Lawyers for Proview, a Chinese television manufacturer which claims it owns the rights to the trademark in the country, made an impassioned plea for support from a judge yesterday, saying that Apple was costing it up to $2bn (£1.3bn) in profits.
They showed the court a thin computer, packed tightly in a cardboard box, that they said was their own "Ipad", or Internet Personal Access Device.
But at the fractious four-hour hearing, Apple's lawyers said the US tech giant bought the rights to the name from Proview in 2009, and that the trademark was probably invalid anyway.
"Proview has no product, no markets, no customers and no suppliers. It has nothing," said Hu Jinnan, Apple's attorney. "Apple has huge sales in China. Its fans line up to buy Apple products. The ban, if executed, would not only hurt Apple sales but it would also hurt China's national interest."
Proview, whose business has fallen into financial difficulties, is pursuing Apple in courts throughout China,and has even tried to get the government to ban imports of iPads.
Last week, it said it had won an injunction on one independent retailer of the device in the southern city of Huizhou, but a victory in Shanghai would be dramatic because three of the five Chinese Apple Stores are there.
Join our new commenting forum

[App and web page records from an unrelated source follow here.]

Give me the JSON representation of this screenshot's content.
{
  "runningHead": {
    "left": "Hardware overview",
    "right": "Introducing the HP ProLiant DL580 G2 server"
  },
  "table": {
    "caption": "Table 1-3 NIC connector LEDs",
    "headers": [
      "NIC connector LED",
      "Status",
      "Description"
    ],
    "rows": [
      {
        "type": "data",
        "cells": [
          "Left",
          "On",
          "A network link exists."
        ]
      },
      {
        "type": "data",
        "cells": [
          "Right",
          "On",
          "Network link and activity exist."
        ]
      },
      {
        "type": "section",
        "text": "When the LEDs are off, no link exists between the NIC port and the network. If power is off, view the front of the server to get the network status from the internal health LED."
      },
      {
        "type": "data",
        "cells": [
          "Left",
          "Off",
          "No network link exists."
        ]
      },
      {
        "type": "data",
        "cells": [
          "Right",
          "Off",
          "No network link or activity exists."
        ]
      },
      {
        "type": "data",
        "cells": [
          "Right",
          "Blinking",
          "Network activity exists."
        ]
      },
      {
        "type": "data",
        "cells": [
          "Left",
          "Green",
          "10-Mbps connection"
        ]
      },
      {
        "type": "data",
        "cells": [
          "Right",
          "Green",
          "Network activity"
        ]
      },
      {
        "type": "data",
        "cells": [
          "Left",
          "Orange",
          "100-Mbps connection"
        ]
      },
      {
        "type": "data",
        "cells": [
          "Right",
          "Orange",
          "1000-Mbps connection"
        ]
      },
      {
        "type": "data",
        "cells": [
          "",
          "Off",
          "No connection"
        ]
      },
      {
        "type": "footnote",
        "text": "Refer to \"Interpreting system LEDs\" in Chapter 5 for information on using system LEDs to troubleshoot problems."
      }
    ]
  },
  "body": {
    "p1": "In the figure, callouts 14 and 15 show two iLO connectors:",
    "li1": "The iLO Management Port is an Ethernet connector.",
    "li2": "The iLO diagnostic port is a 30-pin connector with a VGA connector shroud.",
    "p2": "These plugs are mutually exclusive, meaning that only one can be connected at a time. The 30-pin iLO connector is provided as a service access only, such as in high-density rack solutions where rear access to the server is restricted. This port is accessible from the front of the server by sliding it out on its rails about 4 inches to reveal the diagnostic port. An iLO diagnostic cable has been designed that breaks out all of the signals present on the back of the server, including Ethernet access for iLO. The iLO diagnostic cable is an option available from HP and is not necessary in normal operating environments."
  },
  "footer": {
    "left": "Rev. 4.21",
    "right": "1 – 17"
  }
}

Join thought-provoking conversations, follow other Independent readers and see their replies